Work to be completed
Check each line of the listing, and copy it if it contains the word "Mfrs".
Data Start Marker
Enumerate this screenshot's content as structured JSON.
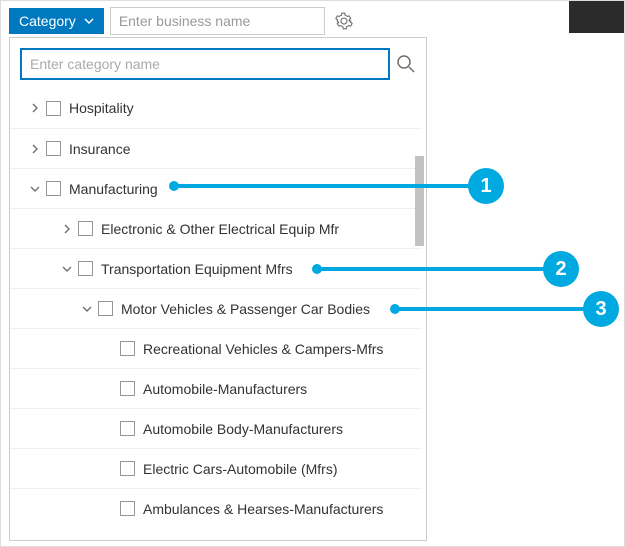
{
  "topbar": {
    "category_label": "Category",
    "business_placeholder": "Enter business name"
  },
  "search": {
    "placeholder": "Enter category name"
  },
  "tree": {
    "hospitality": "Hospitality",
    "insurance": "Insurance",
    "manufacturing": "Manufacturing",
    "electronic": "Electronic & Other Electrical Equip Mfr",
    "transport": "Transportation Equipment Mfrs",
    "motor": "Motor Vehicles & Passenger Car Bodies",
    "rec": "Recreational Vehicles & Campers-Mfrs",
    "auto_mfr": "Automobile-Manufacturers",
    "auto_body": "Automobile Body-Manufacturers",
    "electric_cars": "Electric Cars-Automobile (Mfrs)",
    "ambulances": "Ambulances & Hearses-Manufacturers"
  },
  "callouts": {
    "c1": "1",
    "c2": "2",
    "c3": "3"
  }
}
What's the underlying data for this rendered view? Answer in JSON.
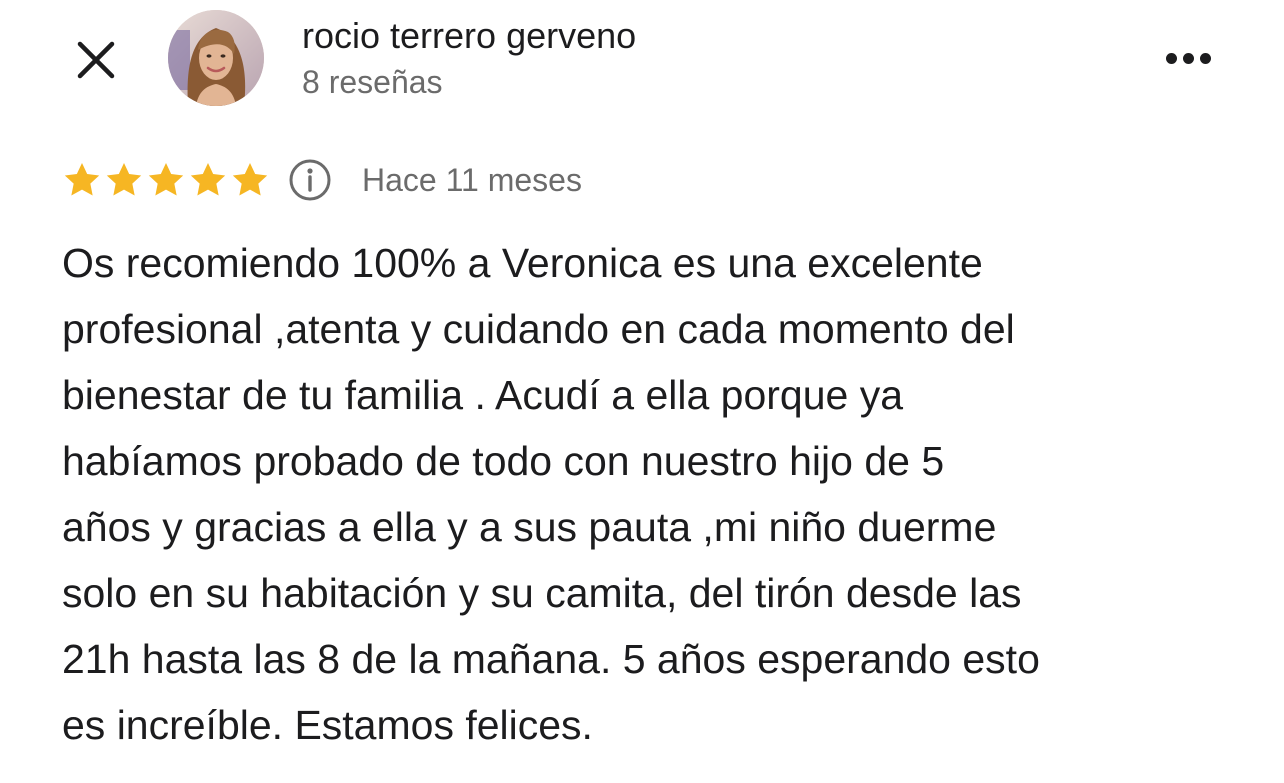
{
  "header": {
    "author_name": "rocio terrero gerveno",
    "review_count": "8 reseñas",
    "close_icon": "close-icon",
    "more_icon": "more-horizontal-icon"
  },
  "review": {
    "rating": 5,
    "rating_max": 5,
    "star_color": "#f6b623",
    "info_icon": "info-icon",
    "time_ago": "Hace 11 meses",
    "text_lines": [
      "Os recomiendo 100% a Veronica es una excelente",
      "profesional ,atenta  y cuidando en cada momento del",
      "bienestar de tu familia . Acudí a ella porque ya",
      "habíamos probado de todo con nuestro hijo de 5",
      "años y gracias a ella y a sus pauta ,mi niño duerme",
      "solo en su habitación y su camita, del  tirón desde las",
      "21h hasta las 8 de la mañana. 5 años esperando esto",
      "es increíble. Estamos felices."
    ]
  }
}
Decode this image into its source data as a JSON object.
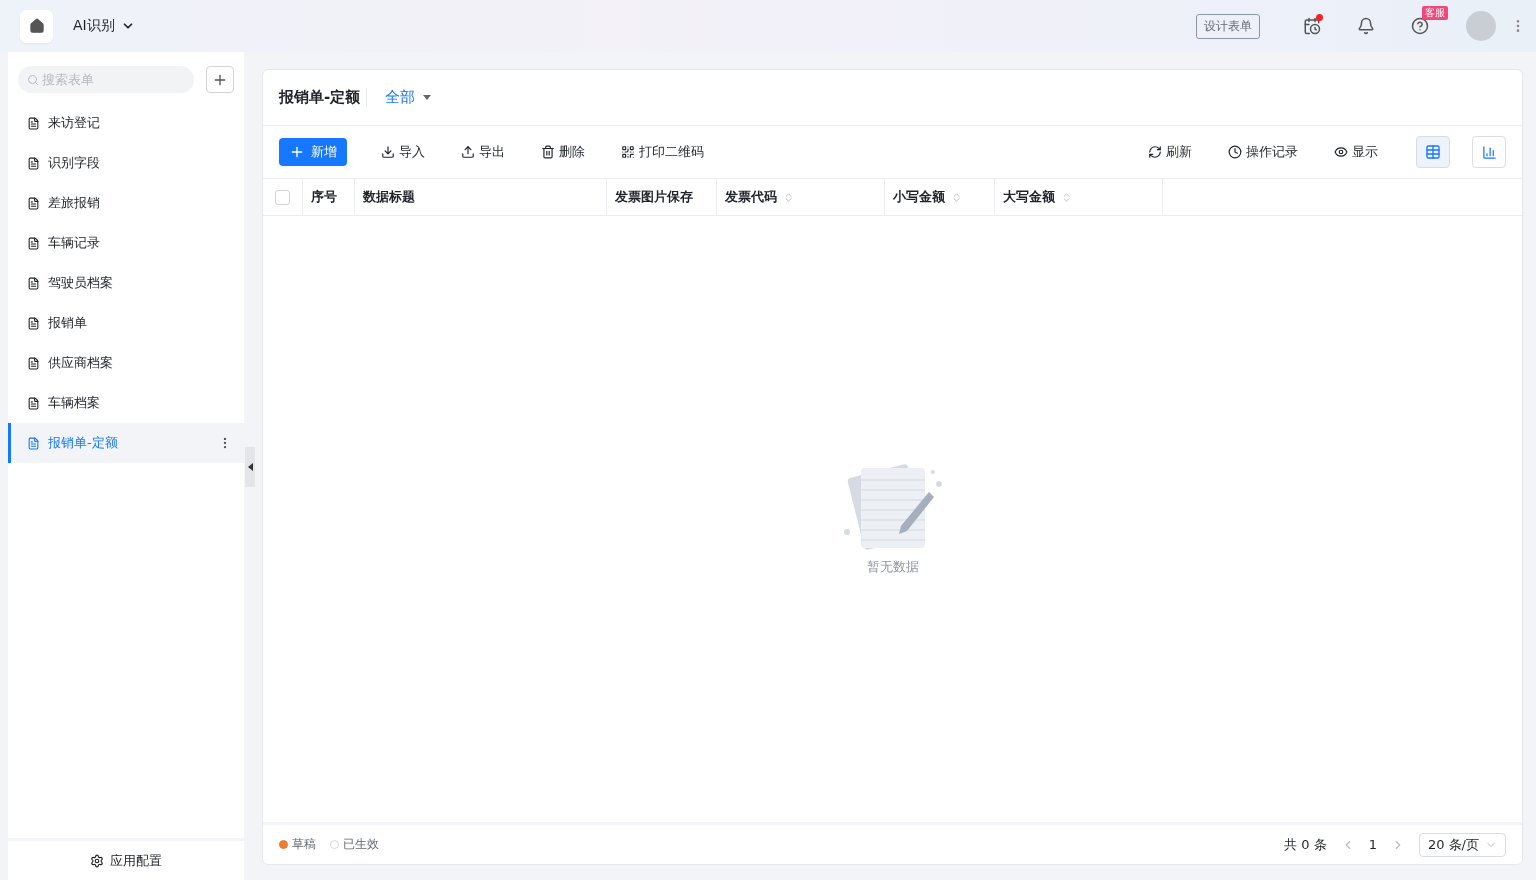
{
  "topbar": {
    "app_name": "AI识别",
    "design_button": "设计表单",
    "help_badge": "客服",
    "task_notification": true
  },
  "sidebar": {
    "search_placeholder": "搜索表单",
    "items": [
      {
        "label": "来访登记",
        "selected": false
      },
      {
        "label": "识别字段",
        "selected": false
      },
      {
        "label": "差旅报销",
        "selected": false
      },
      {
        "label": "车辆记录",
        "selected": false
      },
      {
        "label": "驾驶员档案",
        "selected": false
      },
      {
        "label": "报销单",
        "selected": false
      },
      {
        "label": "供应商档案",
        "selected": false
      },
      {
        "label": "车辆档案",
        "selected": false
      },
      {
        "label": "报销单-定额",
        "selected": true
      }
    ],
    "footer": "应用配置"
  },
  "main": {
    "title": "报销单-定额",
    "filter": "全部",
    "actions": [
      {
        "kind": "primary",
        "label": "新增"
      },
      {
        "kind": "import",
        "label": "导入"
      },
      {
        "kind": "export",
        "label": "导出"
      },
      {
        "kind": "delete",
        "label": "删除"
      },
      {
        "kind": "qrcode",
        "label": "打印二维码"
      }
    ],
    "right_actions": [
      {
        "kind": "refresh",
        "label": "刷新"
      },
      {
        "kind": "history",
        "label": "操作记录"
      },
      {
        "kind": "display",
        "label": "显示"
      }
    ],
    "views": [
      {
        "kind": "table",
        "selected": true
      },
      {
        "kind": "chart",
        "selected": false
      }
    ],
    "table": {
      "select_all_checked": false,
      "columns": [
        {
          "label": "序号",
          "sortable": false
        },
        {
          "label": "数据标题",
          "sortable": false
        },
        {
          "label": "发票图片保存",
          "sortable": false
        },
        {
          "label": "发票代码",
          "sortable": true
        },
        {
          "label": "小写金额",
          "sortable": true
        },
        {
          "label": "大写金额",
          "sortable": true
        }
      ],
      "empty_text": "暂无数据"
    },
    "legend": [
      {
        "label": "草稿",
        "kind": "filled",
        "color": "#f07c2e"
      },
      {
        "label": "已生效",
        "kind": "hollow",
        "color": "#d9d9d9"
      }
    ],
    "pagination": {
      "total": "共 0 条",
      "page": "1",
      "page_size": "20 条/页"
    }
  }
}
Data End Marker
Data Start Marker
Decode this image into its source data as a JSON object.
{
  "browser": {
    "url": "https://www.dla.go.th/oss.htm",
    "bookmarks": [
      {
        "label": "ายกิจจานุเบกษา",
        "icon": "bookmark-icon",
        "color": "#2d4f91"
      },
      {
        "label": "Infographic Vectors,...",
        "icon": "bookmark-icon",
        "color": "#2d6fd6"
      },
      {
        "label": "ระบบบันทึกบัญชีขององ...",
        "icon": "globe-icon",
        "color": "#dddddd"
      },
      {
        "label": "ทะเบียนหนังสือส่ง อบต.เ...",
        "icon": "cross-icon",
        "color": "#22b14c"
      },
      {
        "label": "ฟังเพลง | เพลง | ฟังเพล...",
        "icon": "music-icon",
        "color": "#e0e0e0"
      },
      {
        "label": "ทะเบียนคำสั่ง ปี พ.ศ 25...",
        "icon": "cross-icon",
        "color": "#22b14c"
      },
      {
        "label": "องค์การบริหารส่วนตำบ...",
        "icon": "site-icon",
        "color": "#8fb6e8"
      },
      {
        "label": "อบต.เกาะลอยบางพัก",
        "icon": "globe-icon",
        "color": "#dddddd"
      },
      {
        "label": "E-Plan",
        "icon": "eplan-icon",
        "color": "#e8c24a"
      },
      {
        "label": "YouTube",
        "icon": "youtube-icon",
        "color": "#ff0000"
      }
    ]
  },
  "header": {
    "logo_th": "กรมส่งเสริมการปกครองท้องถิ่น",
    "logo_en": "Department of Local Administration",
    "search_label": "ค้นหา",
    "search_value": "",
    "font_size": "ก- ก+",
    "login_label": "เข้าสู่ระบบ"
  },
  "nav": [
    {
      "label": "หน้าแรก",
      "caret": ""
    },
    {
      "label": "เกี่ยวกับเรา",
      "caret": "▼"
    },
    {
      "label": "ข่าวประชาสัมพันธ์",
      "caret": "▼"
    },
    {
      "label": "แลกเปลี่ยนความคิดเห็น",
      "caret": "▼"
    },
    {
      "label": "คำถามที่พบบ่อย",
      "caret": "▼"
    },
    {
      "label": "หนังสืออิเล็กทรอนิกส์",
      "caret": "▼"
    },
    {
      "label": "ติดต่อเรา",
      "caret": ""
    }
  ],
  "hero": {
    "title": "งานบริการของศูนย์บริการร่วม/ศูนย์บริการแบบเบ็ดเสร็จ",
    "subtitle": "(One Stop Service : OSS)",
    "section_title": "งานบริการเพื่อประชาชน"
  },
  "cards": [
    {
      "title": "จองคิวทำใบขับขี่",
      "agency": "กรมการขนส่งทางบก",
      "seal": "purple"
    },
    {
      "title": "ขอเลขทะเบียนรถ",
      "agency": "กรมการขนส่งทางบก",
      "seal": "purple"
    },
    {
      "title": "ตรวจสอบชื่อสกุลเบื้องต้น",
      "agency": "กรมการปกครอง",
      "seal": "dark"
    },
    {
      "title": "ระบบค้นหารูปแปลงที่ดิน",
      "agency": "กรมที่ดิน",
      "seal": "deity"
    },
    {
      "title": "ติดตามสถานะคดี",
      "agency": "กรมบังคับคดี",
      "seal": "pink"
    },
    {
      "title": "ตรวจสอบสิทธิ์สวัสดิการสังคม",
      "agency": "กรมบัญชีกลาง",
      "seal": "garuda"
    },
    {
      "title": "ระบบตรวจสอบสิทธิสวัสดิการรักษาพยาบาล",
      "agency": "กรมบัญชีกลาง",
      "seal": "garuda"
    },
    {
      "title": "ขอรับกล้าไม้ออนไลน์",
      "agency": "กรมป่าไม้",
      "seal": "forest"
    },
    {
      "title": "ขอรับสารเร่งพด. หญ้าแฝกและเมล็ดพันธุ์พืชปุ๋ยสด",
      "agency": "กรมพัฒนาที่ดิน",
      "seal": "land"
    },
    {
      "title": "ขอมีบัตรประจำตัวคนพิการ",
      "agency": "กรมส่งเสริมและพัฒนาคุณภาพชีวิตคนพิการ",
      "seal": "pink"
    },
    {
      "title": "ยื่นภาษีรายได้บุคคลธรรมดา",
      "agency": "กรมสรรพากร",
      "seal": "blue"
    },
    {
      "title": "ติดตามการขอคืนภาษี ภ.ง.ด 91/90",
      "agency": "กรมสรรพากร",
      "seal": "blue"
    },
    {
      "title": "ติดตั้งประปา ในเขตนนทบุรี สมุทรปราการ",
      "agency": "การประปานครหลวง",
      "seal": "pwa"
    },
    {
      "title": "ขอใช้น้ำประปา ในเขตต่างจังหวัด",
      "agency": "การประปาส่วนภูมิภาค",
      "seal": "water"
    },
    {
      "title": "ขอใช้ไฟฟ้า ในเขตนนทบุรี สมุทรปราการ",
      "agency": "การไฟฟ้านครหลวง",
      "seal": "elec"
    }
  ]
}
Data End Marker
Finished exercise
    "transport": "Transportation Equipment Mfrs",
    "rec": "Recreational Vehicles & Campers-Mfrs",
    "electric_cars": "Electric Cars-Automobile (Mfrs)",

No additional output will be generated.